— Work task —
Look through the records below, and copy out every line that holds the string "name".

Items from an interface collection
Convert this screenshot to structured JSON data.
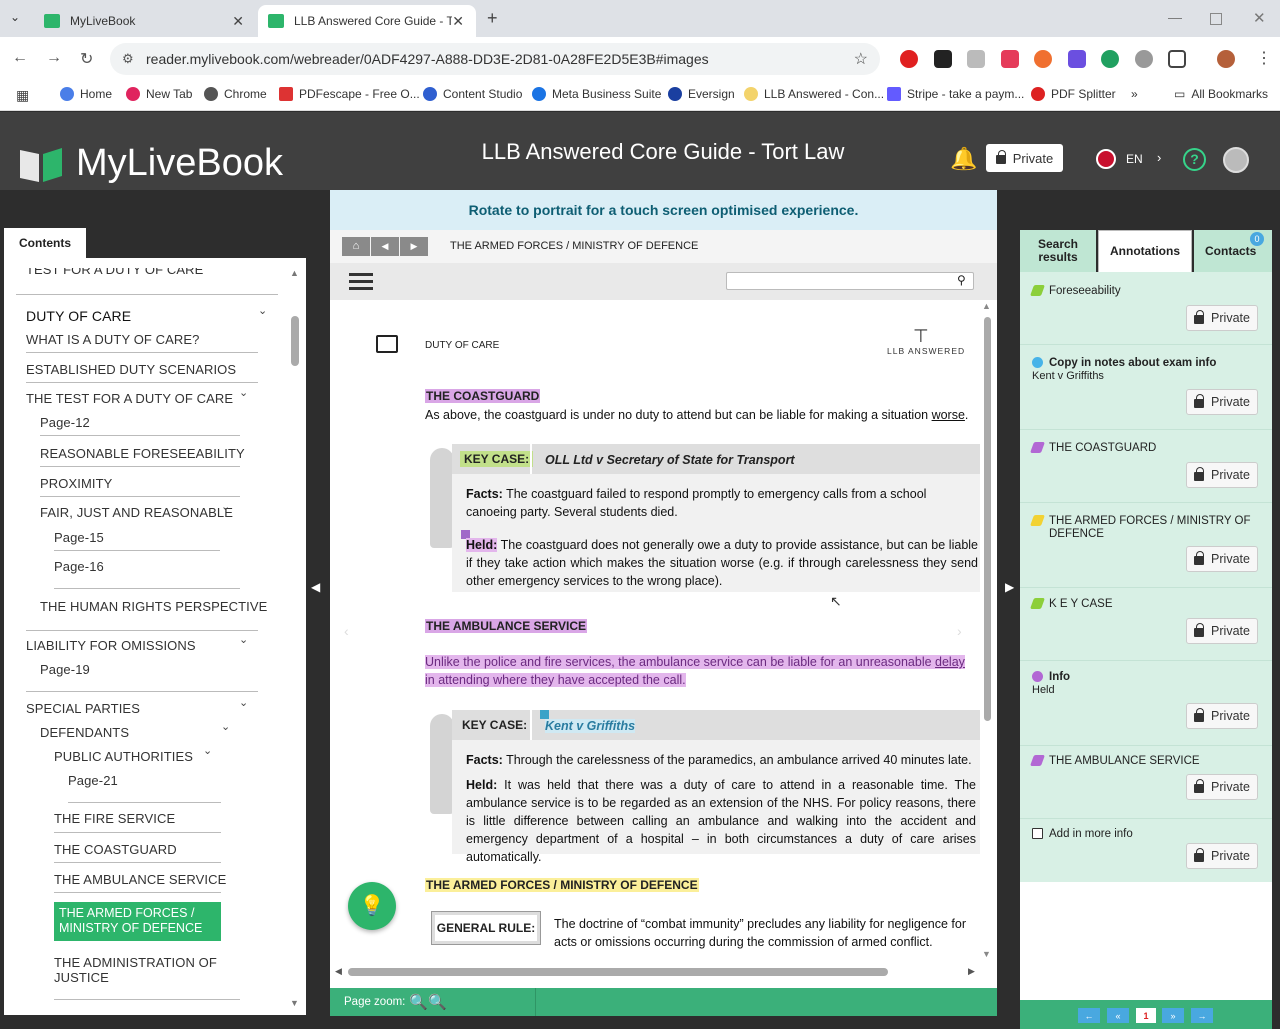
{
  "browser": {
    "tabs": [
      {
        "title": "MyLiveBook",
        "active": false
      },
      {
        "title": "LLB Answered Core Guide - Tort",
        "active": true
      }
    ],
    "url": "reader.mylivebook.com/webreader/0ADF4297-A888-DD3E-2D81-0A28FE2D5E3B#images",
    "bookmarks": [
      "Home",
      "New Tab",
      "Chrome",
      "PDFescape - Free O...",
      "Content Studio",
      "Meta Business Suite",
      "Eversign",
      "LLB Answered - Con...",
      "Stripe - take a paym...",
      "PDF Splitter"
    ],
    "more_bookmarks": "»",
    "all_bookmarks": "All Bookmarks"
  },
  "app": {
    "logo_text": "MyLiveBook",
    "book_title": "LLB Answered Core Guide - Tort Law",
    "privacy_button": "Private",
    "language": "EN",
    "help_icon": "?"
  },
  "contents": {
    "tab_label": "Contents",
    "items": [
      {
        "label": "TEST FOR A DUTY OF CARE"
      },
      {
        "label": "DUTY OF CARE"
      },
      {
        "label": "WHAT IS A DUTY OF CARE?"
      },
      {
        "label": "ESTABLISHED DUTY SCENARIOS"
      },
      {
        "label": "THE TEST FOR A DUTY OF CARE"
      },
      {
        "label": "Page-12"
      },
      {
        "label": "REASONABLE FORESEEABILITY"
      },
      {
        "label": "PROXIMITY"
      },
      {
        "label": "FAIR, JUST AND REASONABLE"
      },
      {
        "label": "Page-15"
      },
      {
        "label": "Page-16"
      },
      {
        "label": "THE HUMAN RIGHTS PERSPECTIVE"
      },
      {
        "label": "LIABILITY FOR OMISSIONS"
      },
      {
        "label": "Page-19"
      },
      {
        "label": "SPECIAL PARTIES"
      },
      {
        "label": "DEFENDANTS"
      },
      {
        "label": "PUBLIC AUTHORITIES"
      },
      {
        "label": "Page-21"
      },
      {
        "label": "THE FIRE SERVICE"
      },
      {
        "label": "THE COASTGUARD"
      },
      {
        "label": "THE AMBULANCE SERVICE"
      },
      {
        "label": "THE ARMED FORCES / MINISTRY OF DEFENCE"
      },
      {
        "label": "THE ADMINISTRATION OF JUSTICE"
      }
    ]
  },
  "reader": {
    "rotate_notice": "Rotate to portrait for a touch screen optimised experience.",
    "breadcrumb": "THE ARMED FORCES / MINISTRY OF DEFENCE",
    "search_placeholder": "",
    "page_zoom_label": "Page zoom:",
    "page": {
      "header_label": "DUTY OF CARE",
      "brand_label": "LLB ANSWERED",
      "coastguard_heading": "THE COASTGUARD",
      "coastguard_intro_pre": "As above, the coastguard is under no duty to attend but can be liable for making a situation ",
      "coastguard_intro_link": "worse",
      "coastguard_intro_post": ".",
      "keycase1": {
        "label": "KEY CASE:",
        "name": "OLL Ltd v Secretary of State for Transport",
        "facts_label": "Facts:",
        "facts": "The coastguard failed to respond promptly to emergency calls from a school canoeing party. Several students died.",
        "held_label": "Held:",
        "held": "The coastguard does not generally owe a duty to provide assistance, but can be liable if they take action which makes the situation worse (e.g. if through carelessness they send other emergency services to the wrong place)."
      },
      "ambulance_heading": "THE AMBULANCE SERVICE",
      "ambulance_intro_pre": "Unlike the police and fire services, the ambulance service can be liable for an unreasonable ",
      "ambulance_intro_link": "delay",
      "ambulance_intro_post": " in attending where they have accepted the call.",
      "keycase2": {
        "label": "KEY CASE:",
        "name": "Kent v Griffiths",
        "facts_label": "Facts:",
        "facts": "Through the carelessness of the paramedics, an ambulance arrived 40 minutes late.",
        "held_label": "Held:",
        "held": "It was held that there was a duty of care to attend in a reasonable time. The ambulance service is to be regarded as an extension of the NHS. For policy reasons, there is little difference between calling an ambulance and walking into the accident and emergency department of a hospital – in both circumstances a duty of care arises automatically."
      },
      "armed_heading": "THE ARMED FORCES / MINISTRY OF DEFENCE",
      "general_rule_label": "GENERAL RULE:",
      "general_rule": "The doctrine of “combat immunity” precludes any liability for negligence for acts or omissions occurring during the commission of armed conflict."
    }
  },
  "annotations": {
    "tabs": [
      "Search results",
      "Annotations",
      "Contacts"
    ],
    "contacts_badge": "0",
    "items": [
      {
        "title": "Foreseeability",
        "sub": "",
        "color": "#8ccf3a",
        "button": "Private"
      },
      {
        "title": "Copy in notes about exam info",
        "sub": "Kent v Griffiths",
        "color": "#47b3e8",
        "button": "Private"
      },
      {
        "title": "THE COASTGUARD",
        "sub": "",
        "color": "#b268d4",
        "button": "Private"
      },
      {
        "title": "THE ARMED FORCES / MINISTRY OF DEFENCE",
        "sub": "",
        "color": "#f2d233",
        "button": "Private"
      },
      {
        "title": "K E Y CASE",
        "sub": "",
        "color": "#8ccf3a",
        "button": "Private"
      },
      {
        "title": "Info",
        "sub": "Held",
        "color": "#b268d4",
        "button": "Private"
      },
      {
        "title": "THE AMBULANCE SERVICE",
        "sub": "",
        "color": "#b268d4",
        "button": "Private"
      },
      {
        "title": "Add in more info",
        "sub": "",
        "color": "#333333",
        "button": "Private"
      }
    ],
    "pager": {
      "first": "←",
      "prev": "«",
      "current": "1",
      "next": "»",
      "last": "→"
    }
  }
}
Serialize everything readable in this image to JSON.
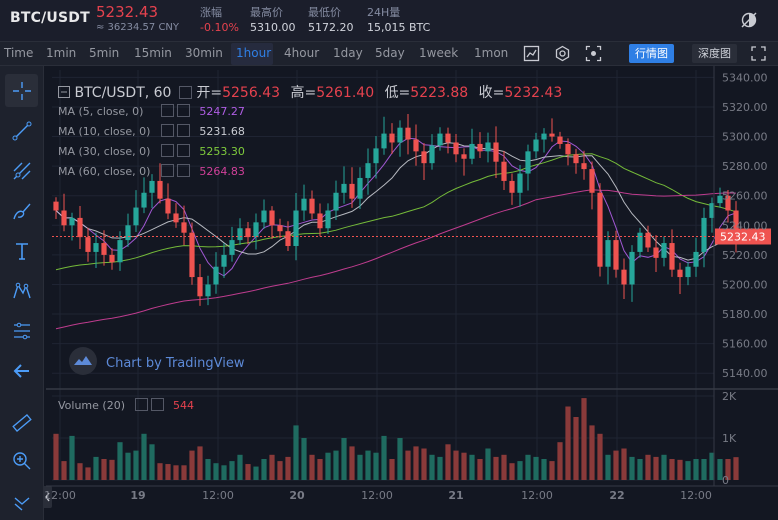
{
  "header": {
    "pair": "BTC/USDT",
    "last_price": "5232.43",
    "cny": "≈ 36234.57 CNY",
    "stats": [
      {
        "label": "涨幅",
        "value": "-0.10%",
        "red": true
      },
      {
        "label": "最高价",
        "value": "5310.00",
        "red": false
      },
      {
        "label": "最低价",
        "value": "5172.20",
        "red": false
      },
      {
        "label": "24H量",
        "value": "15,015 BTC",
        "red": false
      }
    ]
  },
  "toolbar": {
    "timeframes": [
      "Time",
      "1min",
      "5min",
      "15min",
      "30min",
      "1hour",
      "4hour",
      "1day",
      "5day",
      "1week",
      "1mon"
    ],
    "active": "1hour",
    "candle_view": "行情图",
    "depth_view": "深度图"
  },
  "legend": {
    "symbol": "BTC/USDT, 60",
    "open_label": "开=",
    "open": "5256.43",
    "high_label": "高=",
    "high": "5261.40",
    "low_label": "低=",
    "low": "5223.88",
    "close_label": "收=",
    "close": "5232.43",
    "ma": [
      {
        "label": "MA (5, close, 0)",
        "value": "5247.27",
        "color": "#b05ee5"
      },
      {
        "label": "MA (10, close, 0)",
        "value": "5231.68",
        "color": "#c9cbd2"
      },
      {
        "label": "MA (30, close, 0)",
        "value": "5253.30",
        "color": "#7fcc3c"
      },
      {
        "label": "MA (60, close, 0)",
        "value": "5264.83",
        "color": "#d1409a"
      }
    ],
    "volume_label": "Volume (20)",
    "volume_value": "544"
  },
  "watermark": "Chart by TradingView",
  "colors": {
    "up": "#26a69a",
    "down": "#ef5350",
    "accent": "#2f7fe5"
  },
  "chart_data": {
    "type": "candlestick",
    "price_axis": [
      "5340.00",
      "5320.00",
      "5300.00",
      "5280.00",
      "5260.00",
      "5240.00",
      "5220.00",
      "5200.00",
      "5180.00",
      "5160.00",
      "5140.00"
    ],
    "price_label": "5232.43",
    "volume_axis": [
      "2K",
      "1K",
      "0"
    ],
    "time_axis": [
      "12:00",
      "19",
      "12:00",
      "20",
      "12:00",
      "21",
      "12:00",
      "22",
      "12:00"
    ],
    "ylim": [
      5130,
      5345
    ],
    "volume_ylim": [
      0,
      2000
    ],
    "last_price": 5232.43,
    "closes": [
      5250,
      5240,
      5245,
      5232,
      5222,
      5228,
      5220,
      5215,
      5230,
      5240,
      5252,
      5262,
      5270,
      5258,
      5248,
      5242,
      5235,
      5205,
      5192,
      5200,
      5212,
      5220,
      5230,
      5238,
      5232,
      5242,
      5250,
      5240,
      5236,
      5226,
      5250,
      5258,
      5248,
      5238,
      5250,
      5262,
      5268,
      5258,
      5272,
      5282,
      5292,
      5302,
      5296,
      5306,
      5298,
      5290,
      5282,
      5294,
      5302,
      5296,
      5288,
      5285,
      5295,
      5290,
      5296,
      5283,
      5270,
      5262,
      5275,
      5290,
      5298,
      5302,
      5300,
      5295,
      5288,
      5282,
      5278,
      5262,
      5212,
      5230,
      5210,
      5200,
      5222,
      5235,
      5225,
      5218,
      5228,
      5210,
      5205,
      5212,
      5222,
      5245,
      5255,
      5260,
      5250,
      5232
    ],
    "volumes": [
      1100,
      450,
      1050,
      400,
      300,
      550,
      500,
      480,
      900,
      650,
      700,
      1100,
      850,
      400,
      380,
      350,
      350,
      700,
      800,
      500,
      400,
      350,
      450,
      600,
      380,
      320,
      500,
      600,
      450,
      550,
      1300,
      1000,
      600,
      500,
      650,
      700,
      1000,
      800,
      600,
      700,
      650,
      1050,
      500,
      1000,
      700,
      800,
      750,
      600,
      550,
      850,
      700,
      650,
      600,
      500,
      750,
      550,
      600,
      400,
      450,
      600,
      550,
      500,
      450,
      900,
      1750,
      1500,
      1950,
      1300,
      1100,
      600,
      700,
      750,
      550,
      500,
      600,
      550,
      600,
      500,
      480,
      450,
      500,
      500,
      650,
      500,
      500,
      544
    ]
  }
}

— Answer space —
        "name": "OLL Ltd v Secretary of State for Transport",
        "name": "Kent v Griffiths",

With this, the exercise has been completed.